Facebook LiveCreating a video good enough for public consumption can be an expensive business – or it certainly used to be. The ‘Snapchat effect’, as we like to call it, has changed the video landscape significantly.

Viewers today aren’t necessarily expecting videos to have high production values – they just want the content to be good. We have Snapchat to thank for this lowering of expectations, if that’s what you can call it.

The rise of the platform indicates that a video is at its most powerful when it is clever, relevant and authentic – so what if it’s a little rough around that edges; that just adds to its authenticity. Brand authenticity, after all, is a key factor in getting consumers to engage with your business. Just the other day, a marketer was telling me that they were creating content in a “user-generated style” so it would be more authentic and believable.

So, why is it that video is still underutilised by brands?

In a new study, Buffer found that of the seven posts that brands share on Facebook per week, far less than 1% are videos. That is despite video getting three times as much engagement as any other kind of content.

Introducing Facebook Live

The findings suggest that it’s high time brands started sharing more video on Facebook – especially with the social media giant announcing a few months back that it now ranks live videos higher in the news feed, in support of new offering, Facebook Live.
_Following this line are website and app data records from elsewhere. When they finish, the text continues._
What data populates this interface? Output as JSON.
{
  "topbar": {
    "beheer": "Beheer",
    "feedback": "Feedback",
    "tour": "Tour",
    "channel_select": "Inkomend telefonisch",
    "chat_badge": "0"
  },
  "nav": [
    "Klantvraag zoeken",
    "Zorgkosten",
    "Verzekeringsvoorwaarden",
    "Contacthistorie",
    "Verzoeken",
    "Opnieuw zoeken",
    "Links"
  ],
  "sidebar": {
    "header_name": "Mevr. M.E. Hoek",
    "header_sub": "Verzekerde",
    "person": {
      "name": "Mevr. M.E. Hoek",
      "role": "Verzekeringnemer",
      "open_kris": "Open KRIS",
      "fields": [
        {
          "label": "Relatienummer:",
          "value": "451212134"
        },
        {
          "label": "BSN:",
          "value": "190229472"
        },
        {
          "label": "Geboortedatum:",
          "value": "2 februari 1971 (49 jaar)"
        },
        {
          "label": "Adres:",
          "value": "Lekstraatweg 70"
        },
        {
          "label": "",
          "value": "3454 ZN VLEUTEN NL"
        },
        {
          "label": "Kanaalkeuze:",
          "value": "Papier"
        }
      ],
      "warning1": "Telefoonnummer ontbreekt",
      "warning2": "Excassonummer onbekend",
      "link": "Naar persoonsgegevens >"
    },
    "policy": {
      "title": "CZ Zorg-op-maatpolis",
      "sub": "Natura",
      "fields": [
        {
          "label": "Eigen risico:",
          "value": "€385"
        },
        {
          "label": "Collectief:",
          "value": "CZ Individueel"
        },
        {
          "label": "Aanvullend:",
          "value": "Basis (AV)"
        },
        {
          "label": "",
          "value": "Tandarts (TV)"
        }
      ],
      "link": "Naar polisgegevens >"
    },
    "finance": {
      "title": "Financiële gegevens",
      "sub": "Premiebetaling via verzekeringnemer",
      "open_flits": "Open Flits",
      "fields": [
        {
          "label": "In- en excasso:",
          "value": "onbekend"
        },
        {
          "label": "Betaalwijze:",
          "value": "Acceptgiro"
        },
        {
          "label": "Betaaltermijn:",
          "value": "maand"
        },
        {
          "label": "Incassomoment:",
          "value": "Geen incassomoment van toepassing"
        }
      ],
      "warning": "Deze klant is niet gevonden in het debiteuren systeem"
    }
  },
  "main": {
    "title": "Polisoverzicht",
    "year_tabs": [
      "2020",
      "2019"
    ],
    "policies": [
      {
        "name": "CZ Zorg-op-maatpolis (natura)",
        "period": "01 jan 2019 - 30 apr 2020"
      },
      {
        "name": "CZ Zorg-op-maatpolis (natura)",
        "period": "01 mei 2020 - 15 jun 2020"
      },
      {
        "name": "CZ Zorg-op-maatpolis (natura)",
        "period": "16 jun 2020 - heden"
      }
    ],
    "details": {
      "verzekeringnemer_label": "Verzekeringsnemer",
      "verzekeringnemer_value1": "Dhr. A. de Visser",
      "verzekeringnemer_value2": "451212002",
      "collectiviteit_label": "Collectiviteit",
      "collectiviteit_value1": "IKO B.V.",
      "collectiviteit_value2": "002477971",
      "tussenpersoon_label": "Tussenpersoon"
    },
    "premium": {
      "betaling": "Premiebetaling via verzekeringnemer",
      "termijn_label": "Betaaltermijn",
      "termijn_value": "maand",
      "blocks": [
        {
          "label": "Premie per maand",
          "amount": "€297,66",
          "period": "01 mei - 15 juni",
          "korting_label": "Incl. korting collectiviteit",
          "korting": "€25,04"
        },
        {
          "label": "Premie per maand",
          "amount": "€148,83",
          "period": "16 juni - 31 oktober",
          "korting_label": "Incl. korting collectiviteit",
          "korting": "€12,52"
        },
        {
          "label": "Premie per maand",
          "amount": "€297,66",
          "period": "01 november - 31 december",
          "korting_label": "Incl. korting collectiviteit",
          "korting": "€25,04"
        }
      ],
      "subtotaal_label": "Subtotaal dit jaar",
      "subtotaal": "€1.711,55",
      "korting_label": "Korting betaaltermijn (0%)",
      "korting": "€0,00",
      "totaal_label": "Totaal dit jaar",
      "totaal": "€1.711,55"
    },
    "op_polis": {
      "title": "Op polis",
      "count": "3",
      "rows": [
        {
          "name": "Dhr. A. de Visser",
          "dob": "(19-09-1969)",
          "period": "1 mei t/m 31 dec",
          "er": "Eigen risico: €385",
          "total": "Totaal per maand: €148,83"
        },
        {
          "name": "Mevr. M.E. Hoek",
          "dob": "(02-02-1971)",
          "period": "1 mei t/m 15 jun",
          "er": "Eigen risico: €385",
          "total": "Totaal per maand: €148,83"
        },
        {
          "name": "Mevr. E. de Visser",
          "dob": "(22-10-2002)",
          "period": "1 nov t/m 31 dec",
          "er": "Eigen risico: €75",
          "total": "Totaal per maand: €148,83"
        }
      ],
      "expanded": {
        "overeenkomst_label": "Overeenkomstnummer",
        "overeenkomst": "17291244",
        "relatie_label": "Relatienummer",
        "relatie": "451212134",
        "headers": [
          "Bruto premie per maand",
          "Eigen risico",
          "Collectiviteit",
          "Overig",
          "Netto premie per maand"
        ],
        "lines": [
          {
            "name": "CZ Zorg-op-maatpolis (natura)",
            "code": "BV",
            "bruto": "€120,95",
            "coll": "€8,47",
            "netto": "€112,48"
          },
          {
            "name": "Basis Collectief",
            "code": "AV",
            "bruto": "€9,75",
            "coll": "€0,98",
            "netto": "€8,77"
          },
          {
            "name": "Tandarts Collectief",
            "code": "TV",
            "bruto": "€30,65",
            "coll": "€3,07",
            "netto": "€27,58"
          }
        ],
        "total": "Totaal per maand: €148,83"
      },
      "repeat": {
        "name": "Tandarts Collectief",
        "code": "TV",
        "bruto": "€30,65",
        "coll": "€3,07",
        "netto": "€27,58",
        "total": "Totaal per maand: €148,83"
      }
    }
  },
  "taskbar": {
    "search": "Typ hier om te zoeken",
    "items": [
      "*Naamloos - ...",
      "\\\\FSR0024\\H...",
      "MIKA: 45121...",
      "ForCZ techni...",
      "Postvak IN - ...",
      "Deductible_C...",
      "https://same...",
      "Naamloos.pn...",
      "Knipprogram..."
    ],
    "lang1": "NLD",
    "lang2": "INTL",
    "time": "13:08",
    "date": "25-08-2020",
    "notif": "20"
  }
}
Facebook Live promises brands that it will introduce them to new followers, while providing them with an opportunity to keep current fans happy – although, presumably, this depends on the quality of the content served up.

It also gives brands the ability to “Tell your story, your way”, with in-built creative tools such as filters making it “easy to express yourself in ways that delight your followers and make it even more fun”.

Sounds familiar, right?

Facebook Live doesn’t differ a great deal from Periscope, the live streaming app that Twitter acquired in March 2015. Like Periscope, Facebook Live also lets users stream video of themselves live to their followers.

To illustrate how alike the two apps are, Periscope founder and CEO, Kayvon Beykpour, in a recent interview with Guardian, said he was flattered that Facebook was “shamelessly” following them into live video.

Is live streaming as good a marketing tool as they say?

Facebook and Twitter clearly think that live streaming is where social media is headed. Either that, or they’re hedging their bets.

Speaking on whether live streaming will ever truly take off, Beykpour said: “People now aren’t asking the question: ‘Why should I live stream this?’ They’re asking all kinds of other questions, but they’re not debating the merits of the medium.”

Beykpour also claims that people are becoming more and more comfortable with creating and sharing videos from their mobile devices. “It’s just part of the pervasiveness of these devices, and sharing generally, that is changing over time,” he told the Guardian.

However, while people will not take too much convincing to watch a live stream of their friends and family, they will no doubt need more incentive to watch a brand’s live video.

That hasn’t stopped the likes of US retailer Target, cosmetics company Benefit and carmaker BMW from experimenting with the medium.

Commenting on the medium, Kristi Argyilan, Target’s senior vice-president of marketing, says that “the requirements of marketing have evolved in the last five to seven years, away from paying for slick packaging for messaging to force on the consumer”. Today, customers “want to engage in dialogue with a brand and for a brand to be really authentic in how we’re presenting ourselves,” she told the Financial Times.

Target is a huge brand, however – it has 1.8 million followers on Twitter and over 23 million likes on Facebook. They’d see decent engagement levels regardless.

What chance do smaller brands have?

It’s hard to say at the minute whether live streaming will be worth a smaller brand’s time. Periscope’s CEO suggests he doesn’t spend too much time following brands on the channel.

“If you look at my feed on any given day, you’ll see a collection of things that are important to me personally, because it’s family or a friend. I get to see my parents going on walks – they have five people watching their broadcast, but it’s a really nice, intimate experience,” Beykpour said.

Perhaps this is indicative of why for every 200 (ish) pieces of content posted on Facebook, only one takes the form of a video. Marketers aren’t convinced that video, live or otherwise, is worth the expense and time it costs to create. Despite just about every social media ‘prophet’ declaring video to be ‘the future of content marketing’.

However, we simply can’t ignore those engagement stats. Nor those that reveal how 55% of people watch videos online every day. Or that companies using video enjoy 41% more web traffic than non-users.

Our advice for the rest of 2016, then: be sure to experiment with video – but unless you’re in the enviable position of having limitless funds to throw at it, be careful when evaluating the cost vs benefit. Consider the longevity of the piece – if it has a decent ‘shelf-life’ it may be worth the investment, whereas something topical may have instant impact, but in the long run might not be worth it if it loses it’s value in a few days/weeks. If that means holding fire on live streaming for the time being, then so be it.

If you’ve experimented with live streaming or dipped a toe into video for the first time, we’d love to hear about your experience…